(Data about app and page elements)
_ _ _ _ _
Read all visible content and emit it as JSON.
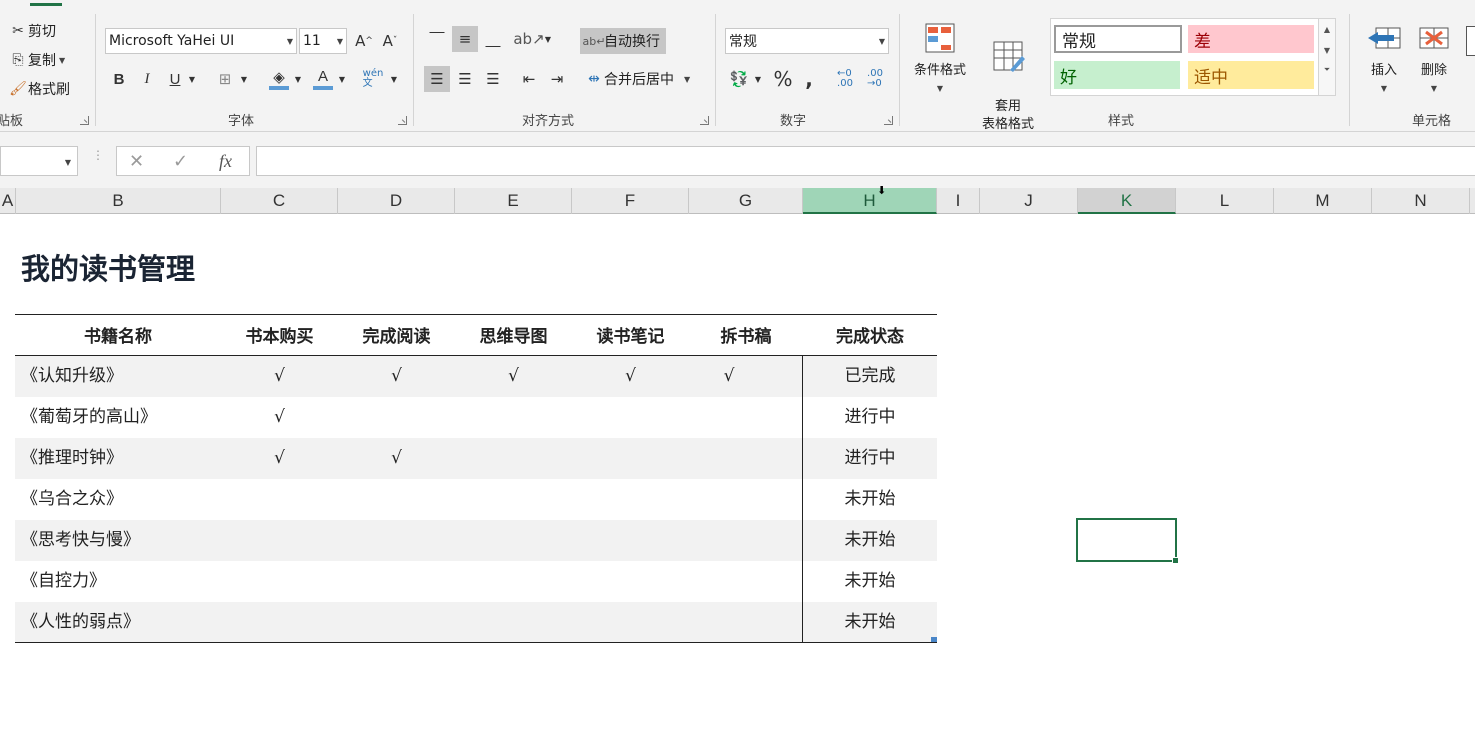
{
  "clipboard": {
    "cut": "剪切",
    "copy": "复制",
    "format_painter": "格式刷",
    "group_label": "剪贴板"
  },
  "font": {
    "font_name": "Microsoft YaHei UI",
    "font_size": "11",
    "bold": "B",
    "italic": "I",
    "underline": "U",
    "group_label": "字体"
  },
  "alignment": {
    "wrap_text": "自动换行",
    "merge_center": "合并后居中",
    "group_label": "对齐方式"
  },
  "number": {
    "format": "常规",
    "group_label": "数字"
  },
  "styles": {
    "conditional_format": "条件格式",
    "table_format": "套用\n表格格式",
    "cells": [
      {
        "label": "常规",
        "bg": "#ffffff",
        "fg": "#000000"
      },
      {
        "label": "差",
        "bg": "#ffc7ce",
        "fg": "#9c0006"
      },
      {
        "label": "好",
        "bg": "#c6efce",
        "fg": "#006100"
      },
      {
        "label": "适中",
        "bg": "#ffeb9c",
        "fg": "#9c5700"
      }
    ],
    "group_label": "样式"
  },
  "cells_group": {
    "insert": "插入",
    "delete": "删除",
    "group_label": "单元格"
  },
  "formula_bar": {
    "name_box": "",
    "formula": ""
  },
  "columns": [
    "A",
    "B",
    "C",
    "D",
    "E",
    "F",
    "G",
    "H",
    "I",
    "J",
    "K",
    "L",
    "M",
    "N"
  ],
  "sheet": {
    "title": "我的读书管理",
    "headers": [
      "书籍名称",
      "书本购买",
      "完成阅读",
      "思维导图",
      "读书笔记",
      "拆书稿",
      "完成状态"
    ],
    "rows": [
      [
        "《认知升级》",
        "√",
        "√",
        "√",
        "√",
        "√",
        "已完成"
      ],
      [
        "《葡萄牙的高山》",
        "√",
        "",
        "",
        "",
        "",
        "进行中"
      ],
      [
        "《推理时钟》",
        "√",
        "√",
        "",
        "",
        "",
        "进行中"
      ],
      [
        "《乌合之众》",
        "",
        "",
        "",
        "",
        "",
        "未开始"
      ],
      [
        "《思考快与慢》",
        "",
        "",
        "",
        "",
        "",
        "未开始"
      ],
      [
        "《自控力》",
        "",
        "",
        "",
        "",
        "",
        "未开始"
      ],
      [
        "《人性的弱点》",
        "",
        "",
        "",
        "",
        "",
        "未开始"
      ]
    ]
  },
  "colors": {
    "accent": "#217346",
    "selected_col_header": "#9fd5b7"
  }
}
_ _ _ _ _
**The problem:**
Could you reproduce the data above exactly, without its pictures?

**Solution:**
Read all visible content and emit it as JSON.
{
  "clipboard": {
    "cut": "剪切",
    "copy": "复制",
    "format_painter": "格式刷",
    "group_label": "剪贴板"
  },
  "font": {
    "font_name": "Microsoft YaHei UI",
    "font_size": "11",
    "bold": "B",
    "italic": "I",
    "underline": "U",
    "group_label": "字体"
  },
  "alignment": {
    "wrap_text": "自动换行",
    "merge_center": "合并后居中",
    "group_label": "对齐方式"
  },
  "number": {
    "format": "常规",
    "group_label": "数字"
  },
  "styles": {
    "conditional_format": "条件格式",
    "table_format": "套用\n表格格式",
    "cells": [
      {
        "label": "常规",
        "bg": "#ffffff",
        "fg": "#000000"
      },
      {
        "label": "差",
        "bg": "#ffc7ce",
        "fg": "#9c0006"
      },
      {
        "label": "好",
        "bg": "#c6efce",
        "fg": "#006100"
      },
      {
        "label": "适中",
        "bg": "#ffeb9c",
        "fg": "#9c5700"
      }
    ],
    "group_label": "样式"
  },
  "cells_group": {
    "insert": "插入",
    "delete": "删除",
    "group_label": "单元格"
  },
  "formula_bar": {
    "name_box": "",
    "formula": ""
  },
  "columns": [
    "A",
    "B",
    "C",
    "D",
    "E",
    "F",
    "G",
    "H",
    "I",
    "J",
    "K",
    "L",
    "M",
    "N"
  ],
  "sheet": {
    "title": "我的读书管理",
    "headers": [
      "书籍名称",
      "书本购买",
      "完成阅读",
      "思维导图",
      "读书笔记",
      "拆书稿",
      "完成状态"
    ],
    "rows": [
      [
        "《认知升级》",
        "√",
        "√",
        "√",
        "√",
        "√",
        "已完成"
      ],
      [
        "《葡萄牙的高山》",
        "√",
        "",
        "",
        "",
        "",
        "进行中"
      ],
      [
        "《推理时钟》",
        "√",
        "√",
        "",
        "",
        "",
        "进行中"
      ],
      [
        "《乌合之众》",
        "",
        "",
        "",
        "",
        "",
        "未开始"
      ],
      [
        "《思考快与慢》",
        "",
        "",
        "",
        "",
        "",
        "未开始"
      ],
      [
        "《自控力》",
        "",
        "",
        "",
        "",
        "",
        "未开始"
      ],
      [
        "《人性的弱点》",
        "",
        "",
        "",
        "",
        "",
        "未开始"
      ]
    ]
  },
  "colors": {
    "accent": "#217346",
    "selected_col_header": "#9fd5b7"
  }
}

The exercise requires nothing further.